  • High blood pressure. The AHA defines high blood pressure as the most significant controllable risk factor for stroke. Annual well visits are vital to preventive health care, which include monitoring blood pressure. When doctors diagnose high blood pressure, individuals should follow their advice with regard to getting blood pressure back to a healthy level.
  • Smoking. The dangers of smoking are well-documented. The AHA characterizes smoking as “paving the way for stroke.” Never smoking or quitting smoking immediately can lower risk for stroke. The AHA reports the use of birth control combined with cigarette smoking can greatly increase the risk of stroke.
  • Diabetes. It’s important that individuals with type 1 or 2 diabetes control their blood sugar, as diabetes mellitus is an independent risk factor for stroke.
  • Diet. A poor diet high in saturated fat, trans fat, sodium, and cholesterol elevates the risk for various conditions, including high blood pressure and obesity, that increase the likelihood of suffering stroke.
  • Physical inactivity. The AHA reports that physical inactivity increases risk for stroke. Individuals living a predominantly sedentary lifestyle, including office workers, are urged to discuss exercise with their physicians.

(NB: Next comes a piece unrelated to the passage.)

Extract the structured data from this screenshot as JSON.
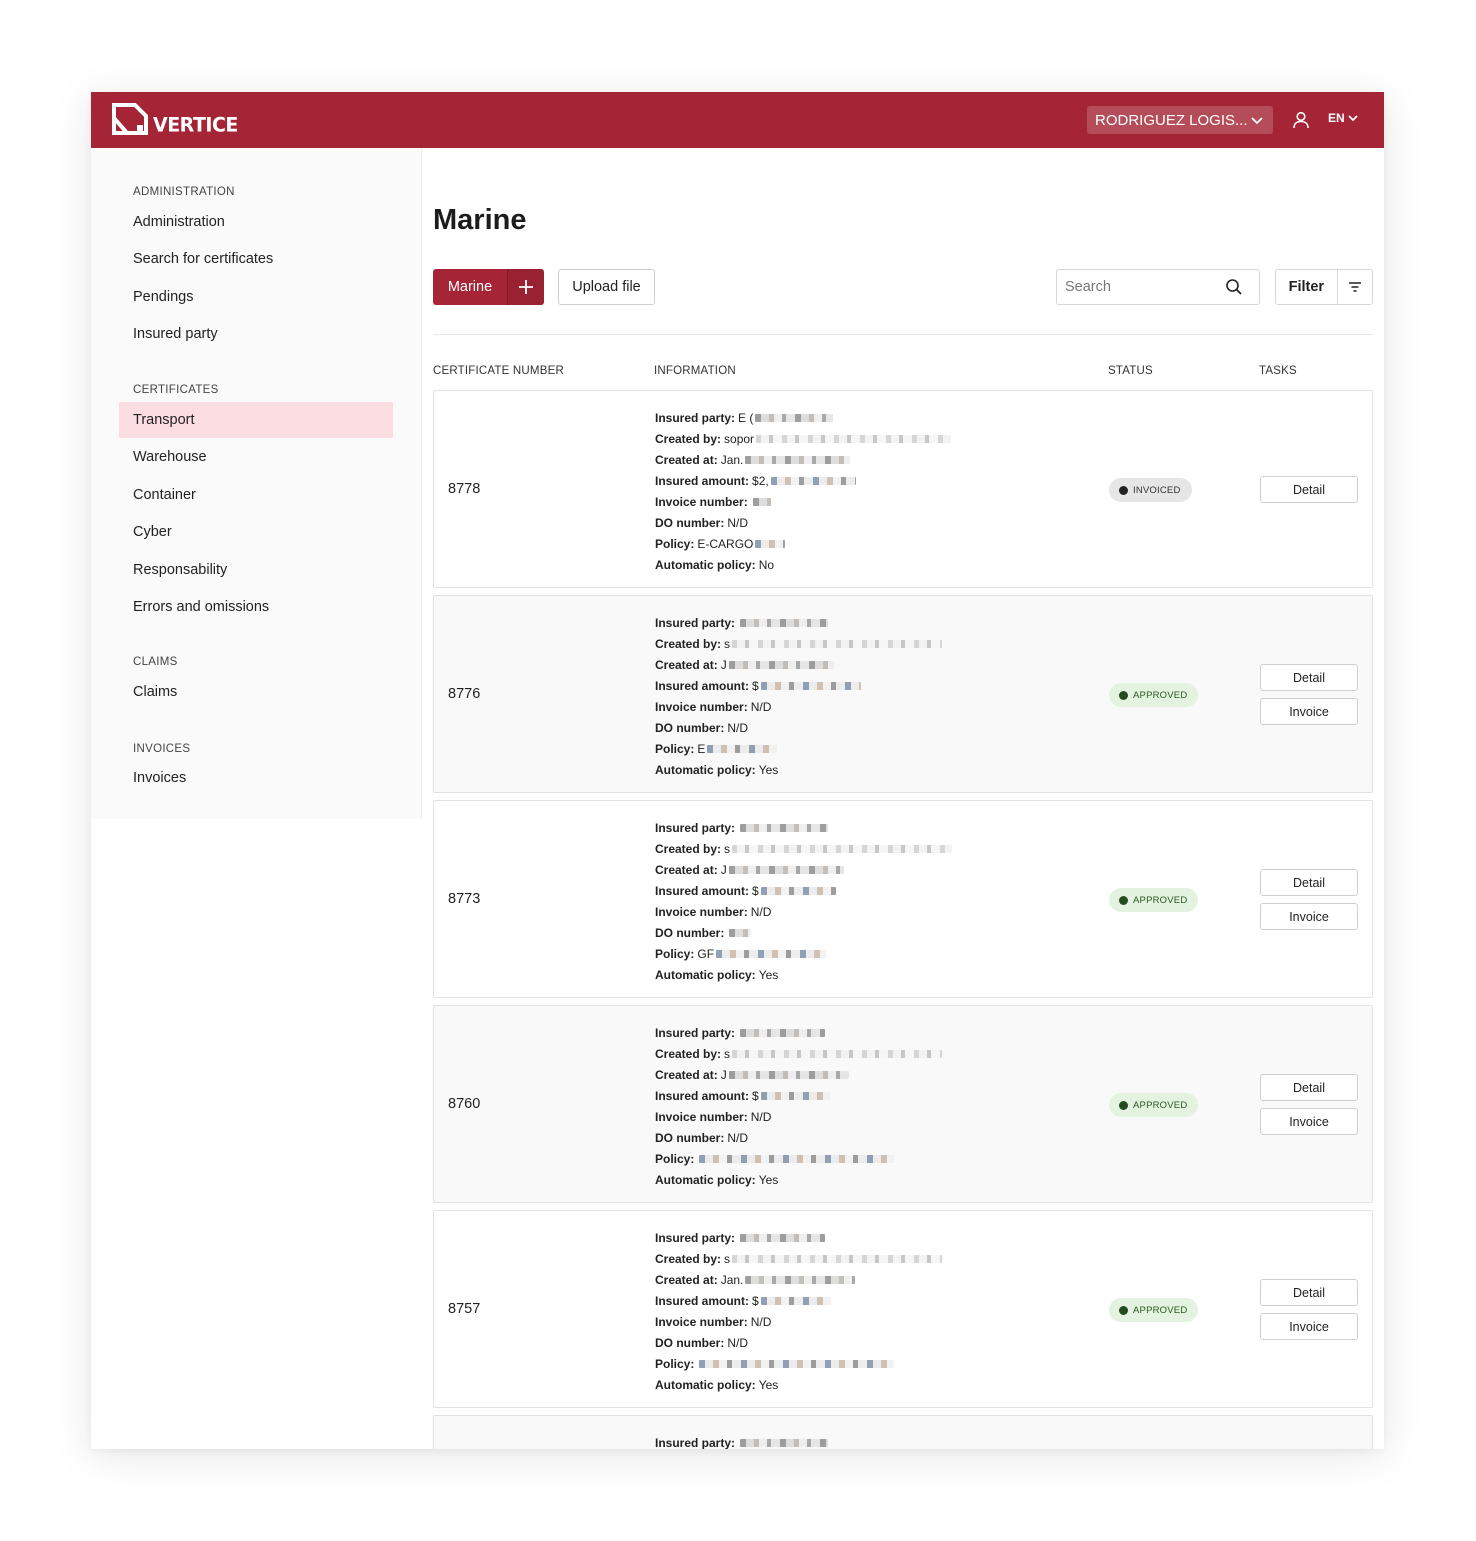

There are numerous risk factors for stroke, many of which are beyond individuals’ control. However, recognition of these risk factors is often the first step toward adopting a healthy lifestyle that can greatly reduce the chances a person will suffer a stroke.